Your task is to print every entry below exactly as given.

Items from a data source
-------
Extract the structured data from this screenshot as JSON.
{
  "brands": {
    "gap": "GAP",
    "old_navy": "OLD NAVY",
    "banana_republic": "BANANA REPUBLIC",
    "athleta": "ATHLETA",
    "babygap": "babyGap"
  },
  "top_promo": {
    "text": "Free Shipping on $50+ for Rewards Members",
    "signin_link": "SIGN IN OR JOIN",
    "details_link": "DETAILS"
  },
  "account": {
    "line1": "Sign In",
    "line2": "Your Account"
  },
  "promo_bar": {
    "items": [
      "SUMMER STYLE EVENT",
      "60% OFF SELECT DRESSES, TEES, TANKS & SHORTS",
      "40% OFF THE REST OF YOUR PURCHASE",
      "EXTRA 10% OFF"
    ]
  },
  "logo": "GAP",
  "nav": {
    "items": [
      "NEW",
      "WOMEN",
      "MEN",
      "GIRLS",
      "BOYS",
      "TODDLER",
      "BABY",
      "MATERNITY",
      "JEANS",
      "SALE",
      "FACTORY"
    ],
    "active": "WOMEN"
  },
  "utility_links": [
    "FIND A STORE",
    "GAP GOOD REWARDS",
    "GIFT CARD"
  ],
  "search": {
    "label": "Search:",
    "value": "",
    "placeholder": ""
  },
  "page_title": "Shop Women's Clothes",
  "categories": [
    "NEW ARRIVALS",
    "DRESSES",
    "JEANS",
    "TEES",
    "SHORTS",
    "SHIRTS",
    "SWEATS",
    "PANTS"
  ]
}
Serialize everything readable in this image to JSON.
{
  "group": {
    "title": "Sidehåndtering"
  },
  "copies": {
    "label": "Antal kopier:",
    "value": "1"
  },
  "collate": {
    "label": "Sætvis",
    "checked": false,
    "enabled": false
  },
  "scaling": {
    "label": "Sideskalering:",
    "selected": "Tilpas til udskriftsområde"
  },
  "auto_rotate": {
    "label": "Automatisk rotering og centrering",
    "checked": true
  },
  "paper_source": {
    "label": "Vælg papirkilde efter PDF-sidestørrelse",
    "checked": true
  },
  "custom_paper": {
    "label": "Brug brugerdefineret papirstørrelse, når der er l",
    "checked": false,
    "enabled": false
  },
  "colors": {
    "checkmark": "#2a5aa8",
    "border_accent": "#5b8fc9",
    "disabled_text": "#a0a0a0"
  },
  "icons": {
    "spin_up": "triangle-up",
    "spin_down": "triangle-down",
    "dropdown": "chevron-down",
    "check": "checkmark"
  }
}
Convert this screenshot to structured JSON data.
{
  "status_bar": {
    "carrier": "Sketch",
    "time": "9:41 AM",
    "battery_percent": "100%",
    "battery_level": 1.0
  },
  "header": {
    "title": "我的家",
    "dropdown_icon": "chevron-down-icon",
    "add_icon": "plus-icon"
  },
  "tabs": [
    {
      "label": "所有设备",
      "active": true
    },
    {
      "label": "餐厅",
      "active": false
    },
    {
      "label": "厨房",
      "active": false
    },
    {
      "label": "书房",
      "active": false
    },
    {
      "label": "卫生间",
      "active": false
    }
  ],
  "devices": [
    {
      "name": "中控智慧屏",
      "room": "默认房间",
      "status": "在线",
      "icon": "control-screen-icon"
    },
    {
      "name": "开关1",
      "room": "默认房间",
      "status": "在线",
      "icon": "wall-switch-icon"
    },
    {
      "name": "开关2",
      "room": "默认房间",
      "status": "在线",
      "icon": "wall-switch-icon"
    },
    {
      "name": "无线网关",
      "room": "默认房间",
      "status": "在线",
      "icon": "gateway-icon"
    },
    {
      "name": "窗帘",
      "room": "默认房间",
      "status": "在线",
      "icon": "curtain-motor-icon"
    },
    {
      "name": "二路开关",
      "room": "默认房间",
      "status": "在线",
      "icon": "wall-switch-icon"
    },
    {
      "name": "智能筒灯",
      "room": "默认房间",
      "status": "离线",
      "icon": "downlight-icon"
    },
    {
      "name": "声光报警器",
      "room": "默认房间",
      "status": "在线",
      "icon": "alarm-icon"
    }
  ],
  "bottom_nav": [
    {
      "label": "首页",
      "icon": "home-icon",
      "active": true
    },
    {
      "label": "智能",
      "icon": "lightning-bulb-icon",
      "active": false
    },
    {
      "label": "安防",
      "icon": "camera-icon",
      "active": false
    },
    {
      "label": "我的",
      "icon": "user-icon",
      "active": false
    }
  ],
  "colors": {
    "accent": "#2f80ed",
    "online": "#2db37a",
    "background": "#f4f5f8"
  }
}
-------
▶ [TASK ANSWER]:
Extract the structured data from this screenshot as JSON.
{
  "brands": {
    "gap": "GAP",
    "old_navy": "OLD NAVY",
    "banana_republic": "BANANA REPUBLIC",
    "athleta": "ATHLETA",
    "babygap": "babyGap"
  },
  "top_promo": {
    "text": "Free Shipping on $50+ for Rewards Members",
    "signin_link": "SIGN IN OR JOIN",
    "details_link": "DETAILS"
  },
  "account": {
    "line1": "Sign In",
    "line2": "Your Account"
  },
  "promo_bar": {
    "items": [
      "SUMMER STYLE EVENT",
      "60% OFF SELECT DRESSES, TEES, TANKS & SHORTS",
      "40% OFF THE REST OF YOUR PURCHASE",
      "EXTRA 10% OFF"
    ]
  },
  "logo": "GAP",
  "nav": {
    "items": [
      "NEW",
      "WOMEN",
      "MEN",
      "GIRLS",
      "BOYS",
      "TODDLER",
      "BABY",
      "MATERNITY",
      "JEANS",
      "SALE",
      "FACTORY"
    ],
    "active": "WOMEN"
  },
  "utility_links": [
    "FIND A STORE",
    "GAP GOOD REWARDS",
    "GIFT CARD"
  ],
  "search": {
    "label": "Search:",
    "value": "",
    "placeholder": ""
  },
  "page_title": "Shop Women's Clothes",
  "categories": [
    "NEW ARRIVALS",
    "DRESSES",
    "JEANS",
    "TEES",
    "SHORTS",
    "SHIRTS",
    "SWEATS",
    "PANTS"
  ]
}
Serialize everything readable in this image to JSON.
{
  "group": {
    "title": "Sidehåndtering"
  },
  "copies": {
    "label": "Antal kopier:",
    "value": "1"
  },
  "collate": {
    "label": "Sætvis",
    "checked": false,
    "enabled": false
  },
  "scaling": {
    "label": "Sideskalering:",
    "selected": "Tilpas til udskriftsområde"
  },
  "auto_rotate": {
    "label": "Automatisk rotering og centrering",
    "checked": true
  },
  "paper_source": {
    "label": "Vælg papirkilde efter PDF-sidestørrelse",
    "checked": true
  },
  "custom_paper": {
    "label": "Brug brugerdefineret papirstørrelse, når der er l",
    "checked": false,
    "enabled": false
  },
  "colors": {
    "checkmark": "#2a5aa8",
    "border_accent": "#5b8fc9",
    "disabled_text": "#a0a0a0"
  },
  "icons": {
    "spin_up": "triangle-up",
    "spin_down": "triangle-down",
    "dropdown": "chevron-down",
    "check": "checkmark"
  }
}
Convert this screenshot to structured JSON data.
{
  "status_bar": {
    "carrier": "Sketch",
    "time": "9:41 AM",
    "battery_percent": "100%",
    "battery_level": 1.0
  },
  "header": {
    "title": "我的家",
    "dropdown_icon": "chevron-down-icon",
    "add_icon": "plus-icon"
  },
  "tabs": [
    {
      "label": "所有设备",
      "active": true
    },
    {
      "label": "餐厅",
      "active": false
    },
    {
      "label": "厨房",
      "active": false
    },
    {
      "label": "书房",
      "active": false
    },
    {
      "label": "卫生间",
      "active": false
    }
  ],
  "devices": [
    {
      "name": "中控智慧屏",
      "room": "默认房间",
      "status": "在线",
      "icon": "control-screen-icon"
    },
    {
      "name": "开关1",
      "room": "默认房间",
      "status": "在线",
      "icon": "wall-switch-icon"
    },
    {
      "name": "开关2",
      "room": "默认房间",
      "status": "在线",
      "icon": "wall-switch-icon"
    },
    {
      "name": "无线网关",
      "room": "默认房间",
      "status": "在线",
      "icon": "gateway-icon"
    },
    {
      "name": "窗帘",
      "room": "默认房间",
      "status": "在线",
      "icon": "curtain-motor-icon"
    },
    {
      "name": "二路开关",
      "room": "默认房间",
      "status": "在线",
      "icon": "wall-switch-icon"
    },
    {
      "name": "智能筒灯",
      "room": "默认房间",
      "status": "离线",
      "icon": "downlight-icon"
    },
    {
      "name": "声光报警器",
      "room": "默认房间",
      "status": "在线",
      "icon": "alarm-icon"
    }
  ],
  "bottom_nav": [
    {
      "label": "首页",
      "icon": "home-icon",
      "active": true
    },
    {
      "label": "智能",
      "icon": "lightning-bulb-icon",
      "active": false
    },
    {
      "label": "安防",
      "icon": "camera-icon",
      "active": false
    },
    {
      "label": "我的",
      "icon": "user-icon",
      "active": false
    }
  ],
  "colors": {
    "accent": "#2f80ed",
    "online": "#2db37a",
    "background": "#f4f5f8"
  }
}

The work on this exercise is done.